Devastation and levee failures in the Mississippi Delta following Hurricane Katrina have heightened our awareness of maintaining levee integrity in areas closer to home. As part of ongoing levee maintenance in the Sacramento-San Joaquin River Delta and along the Sacramento River system, the U.S. Army Corps of Engineers (USACE) and the Department of Water Resources (DWR) have identified and repaired numerous erosion sites to ensure flood protection levels. Stillwater has repeatedly supported the development of environmental permitting documents, specifically evaluating project impacts on threatened and endangered species.
Regulatory support to the Army Corps
Stillwater has developed Biological Assessment (BA) and Environmental Assessment/Initial Study (EA/IS) documents to support the design and implementation of the levee repairs at over 50 sites. Stillwater additionally completed a Programmatic Biological Assessment for the entire Sacramento River Bank Protection Project (SRBPP) action area to evaluate potential impacts to biological resources using a variety of design, mitigation, and compensation alternatives.
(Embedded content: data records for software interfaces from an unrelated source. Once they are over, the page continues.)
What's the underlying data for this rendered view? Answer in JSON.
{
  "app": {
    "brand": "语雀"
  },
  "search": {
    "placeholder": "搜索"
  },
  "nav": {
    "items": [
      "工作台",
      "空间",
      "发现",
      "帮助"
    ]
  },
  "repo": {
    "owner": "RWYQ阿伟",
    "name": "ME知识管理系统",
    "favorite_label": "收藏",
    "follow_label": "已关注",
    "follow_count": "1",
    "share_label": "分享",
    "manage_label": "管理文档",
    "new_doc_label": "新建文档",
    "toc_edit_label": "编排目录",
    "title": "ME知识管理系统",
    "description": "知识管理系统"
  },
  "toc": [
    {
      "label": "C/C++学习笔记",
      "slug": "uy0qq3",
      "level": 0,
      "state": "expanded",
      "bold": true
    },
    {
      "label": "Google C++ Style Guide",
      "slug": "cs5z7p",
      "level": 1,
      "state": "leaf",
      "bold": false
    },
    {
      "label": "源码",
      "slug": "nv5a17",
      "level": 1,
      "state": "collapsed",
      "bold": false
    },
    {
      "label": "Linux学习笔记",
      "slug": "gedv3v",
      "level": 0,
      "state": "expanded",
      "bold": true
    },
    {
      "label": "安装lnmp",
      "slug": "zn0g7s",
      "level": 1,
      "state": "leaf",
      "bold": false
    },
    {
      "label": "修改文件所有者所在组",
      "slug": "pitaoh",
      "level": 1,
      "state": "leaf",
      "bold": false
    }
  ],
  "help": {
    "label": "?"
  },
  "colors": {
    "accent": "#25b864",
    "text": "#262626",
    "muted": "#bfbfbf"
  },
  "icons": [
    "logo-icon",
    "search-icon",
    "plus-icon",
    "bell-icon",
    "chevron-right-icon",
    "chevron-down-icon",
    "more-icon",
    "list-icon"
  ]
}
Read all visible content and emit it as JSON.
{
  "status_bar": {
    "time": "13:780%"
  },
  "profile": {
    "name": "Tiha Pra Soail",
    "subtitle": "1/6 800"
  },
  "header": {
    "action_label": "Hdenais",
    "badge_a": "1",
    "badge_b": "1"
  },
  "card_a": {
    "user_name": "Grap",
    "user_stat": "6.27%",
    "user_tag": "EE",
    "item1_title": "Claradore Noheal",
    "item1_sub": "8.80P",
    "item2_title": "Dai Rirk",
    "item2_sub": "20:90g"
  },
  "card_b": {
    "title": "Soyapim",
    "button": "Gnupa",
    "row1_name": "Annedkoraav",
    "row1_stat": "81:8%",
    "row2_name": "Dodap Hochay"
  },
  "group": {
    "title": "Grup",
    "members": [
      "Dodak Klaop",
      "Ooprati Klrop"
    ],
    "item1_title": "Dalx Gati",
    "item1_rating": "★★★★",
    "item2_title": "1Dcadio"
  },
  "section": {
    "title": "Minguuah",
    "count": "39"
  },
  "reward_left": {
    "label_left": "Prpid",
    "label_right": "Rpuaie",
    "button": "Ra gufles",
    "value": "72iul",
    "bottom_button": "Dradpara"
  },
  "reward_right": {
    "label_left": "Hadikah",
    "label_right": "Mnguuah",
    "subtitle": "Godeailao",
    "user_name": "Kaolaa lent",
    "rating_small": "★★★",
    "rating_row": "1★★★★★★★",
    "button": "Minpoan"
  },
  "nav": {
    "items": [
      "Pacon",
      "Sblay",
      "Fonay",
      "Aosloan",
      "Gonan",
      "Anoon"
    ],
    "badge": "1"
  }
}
Standardized assessment of potential impacts
Stillwater developed and used a standardized assessment methodology (SAM) to predict and quantify the effects of site-specific SRBPP levee repair actions on threatened and endangered fish species—Chinook salmon, Central Valley steelhead, delta smelt, and green sturgeon. Stillwater has applied the SAM to evaluate project impacts at over 70 bank repair and mitigation sites.
Update of GIS revetment database
We also conducted a comprehensive survey and mapping effort to update the existing USACE GIS revetment database—an invaluable tool for initial habitat assessment as well as sampling designs for fish habitat use and riparian vegetation monitoring.
Bank repairs with on-site habitat mitigation plantings and woody materials at this Sacramento River erosion site were evaluated for potential project-related impacts to riparian and aquatic species.View the gallery